ENTRIES PROVIDED.
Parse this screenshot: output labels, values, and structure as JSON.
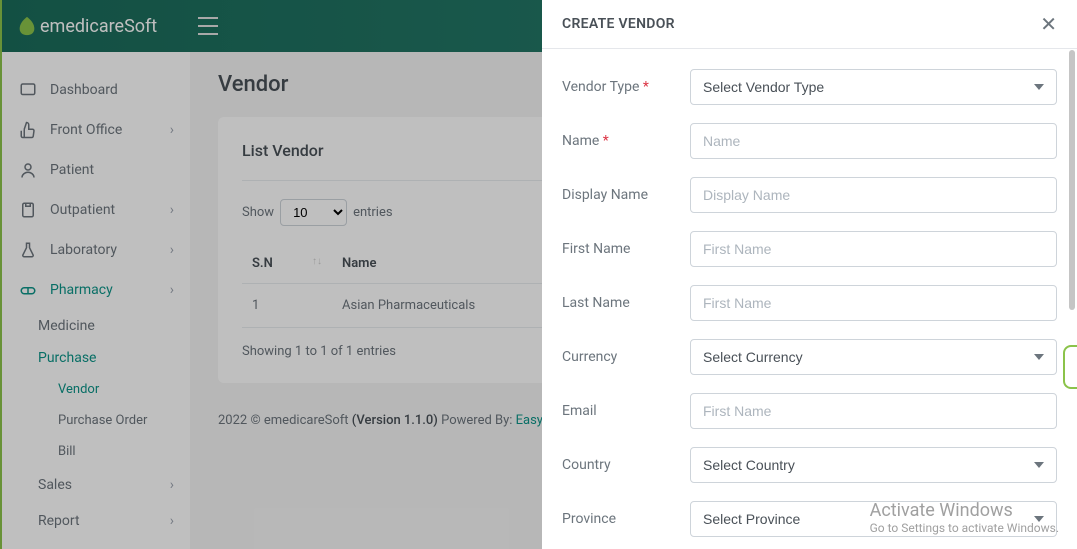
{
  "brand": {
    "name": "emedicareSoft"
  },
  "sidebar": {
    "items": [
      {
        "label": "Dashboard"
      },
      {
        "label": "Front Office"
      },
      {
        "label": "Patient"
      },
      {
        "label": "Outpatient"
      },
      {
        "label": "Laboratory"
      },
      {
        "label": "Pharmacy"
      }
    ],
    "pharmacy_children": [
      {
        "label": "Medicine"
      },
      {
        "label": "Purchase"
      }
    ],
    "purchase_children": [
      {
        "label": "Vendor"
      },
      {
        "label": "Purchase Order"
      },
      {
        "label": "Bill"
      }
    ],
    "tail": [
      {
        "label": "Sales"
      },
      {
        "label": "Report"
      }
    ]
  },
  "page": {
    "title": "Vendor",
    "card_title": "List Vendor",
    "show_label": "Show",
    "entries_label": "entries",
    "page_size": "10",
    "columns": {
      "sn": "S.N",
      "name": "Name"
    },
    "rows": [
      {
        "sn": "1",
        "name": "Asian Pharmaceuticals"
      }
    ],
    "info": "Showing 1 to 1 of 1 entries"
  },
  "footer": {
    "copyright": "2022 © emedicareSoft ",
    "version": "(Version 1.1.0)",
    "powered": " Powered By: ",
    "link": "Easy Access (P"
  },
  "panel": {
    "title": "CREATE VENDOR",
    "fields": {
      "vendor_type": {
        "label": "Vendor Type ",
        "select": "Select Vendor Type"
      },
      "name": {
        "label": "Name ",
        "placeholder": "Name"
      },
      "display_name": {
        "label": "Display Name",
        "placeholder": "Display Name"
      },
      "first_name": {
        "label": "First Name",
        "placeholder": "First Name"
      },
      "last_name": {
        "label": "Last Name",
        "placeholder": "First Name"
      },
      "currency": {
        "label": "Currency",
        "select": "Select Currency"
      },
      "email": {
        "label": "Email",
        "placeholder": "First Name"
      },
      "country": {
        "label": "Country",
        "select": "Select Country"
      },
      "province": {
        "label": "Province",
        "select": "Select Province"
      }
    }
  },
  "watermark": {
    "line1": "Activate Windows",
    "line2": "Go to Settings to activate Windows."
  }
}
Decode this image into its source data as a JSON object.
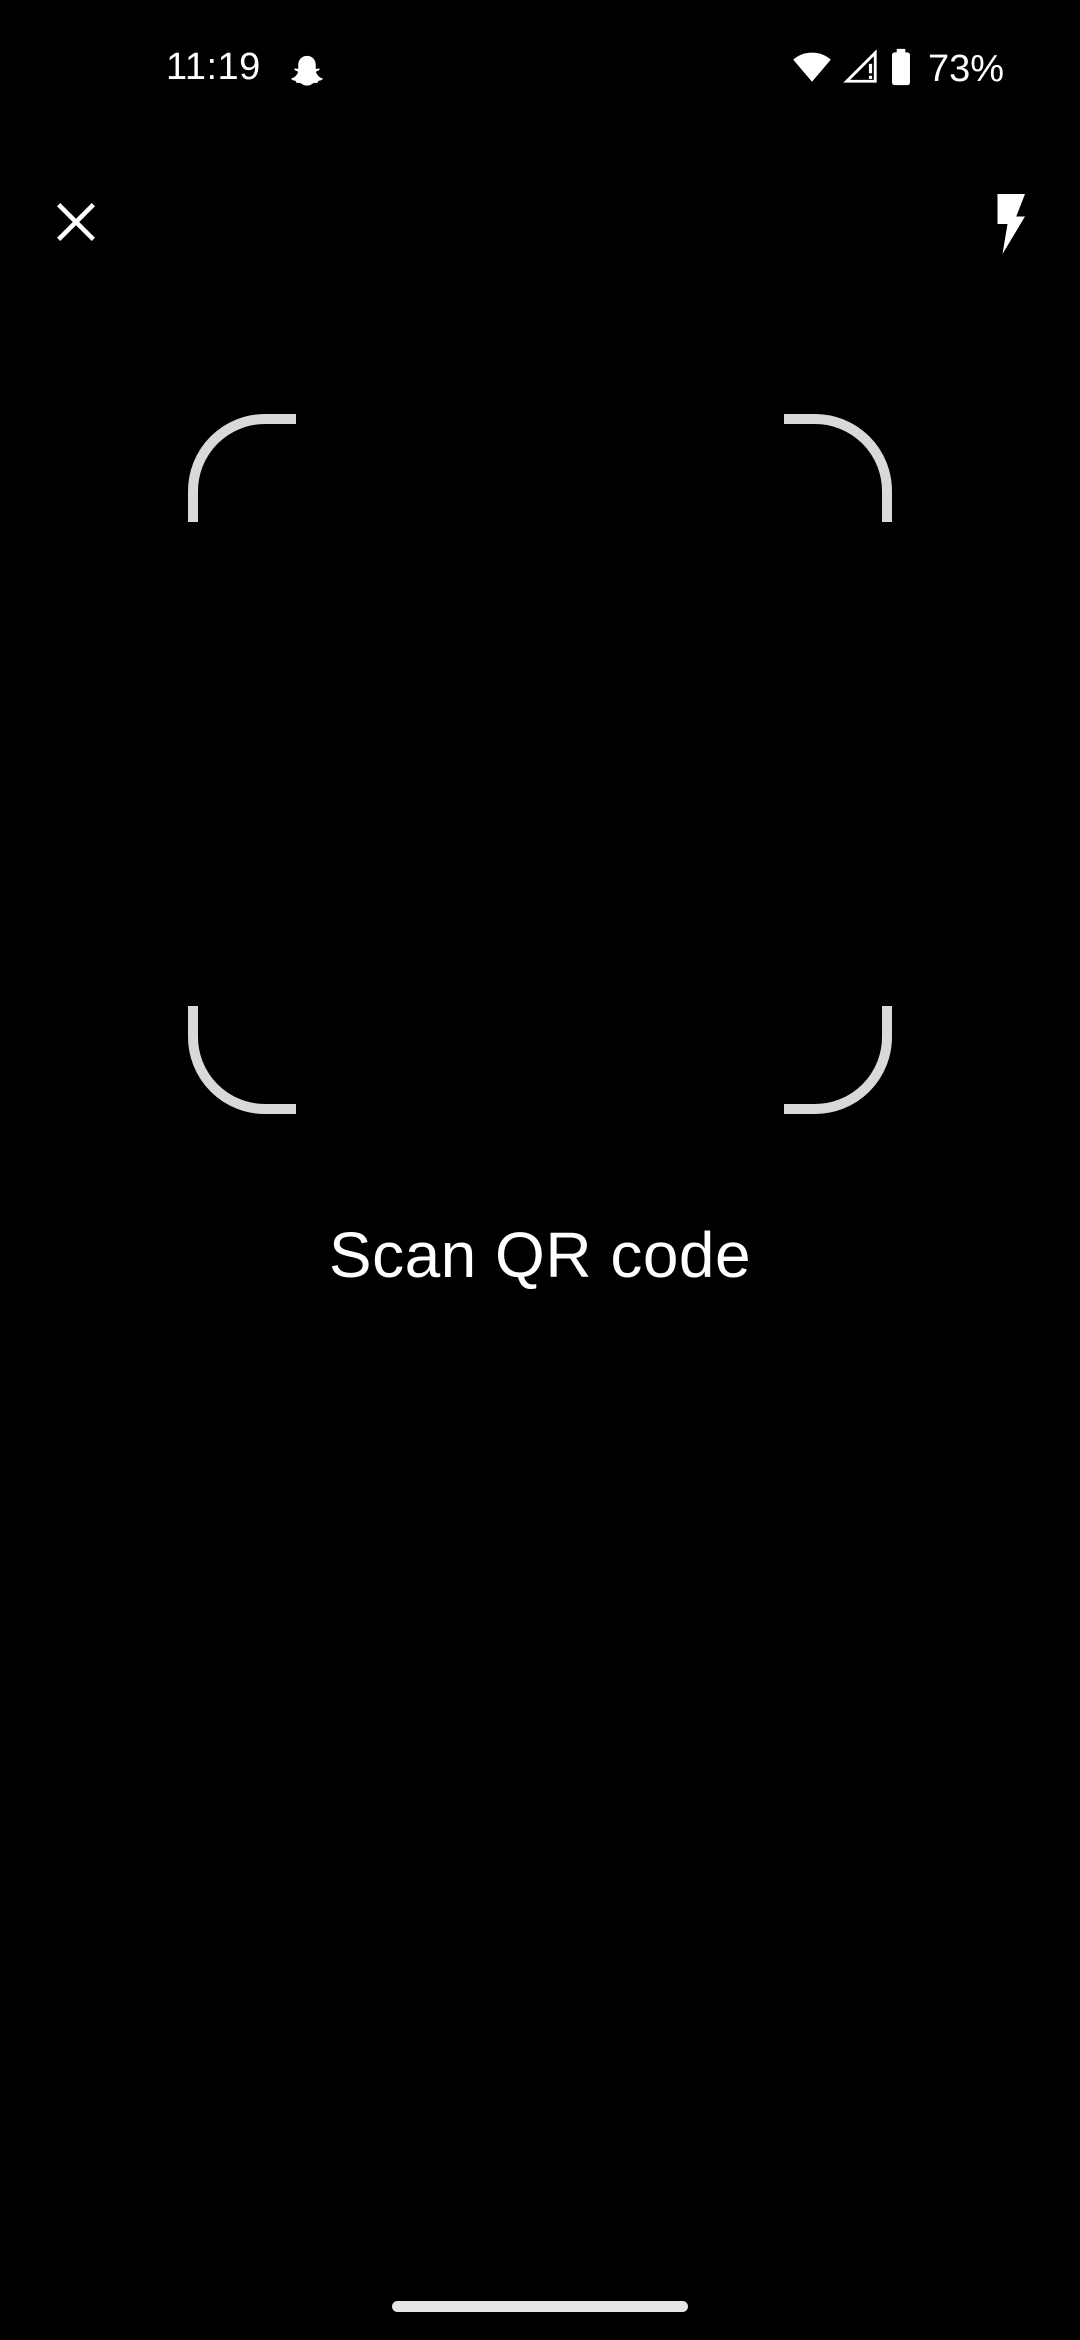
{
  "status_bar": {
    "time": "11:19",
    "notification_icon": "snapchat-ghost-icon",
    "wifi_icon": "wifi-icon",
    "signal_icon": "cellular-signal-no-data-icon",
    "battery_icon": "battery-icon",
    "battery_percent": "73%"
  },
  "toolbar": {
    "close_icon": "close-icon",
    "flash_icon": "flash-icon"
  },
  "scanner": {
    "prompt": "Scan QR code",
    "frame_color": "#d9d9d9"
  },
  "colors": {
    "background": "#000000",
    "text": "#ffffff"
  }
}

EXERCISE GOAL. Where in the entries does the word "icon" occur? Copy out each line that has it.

WORKED SOLUTION.
    "notification_icon": "snapchat-ghost-icon",
    "wifi_icon": "wifi-icon",
    "signal_icon": "cellular-signal-no-data-icon",
    "battery_icon": "battery-icon",
    "close_icon": "close-icon",
    "flash_icon": "flash-icon"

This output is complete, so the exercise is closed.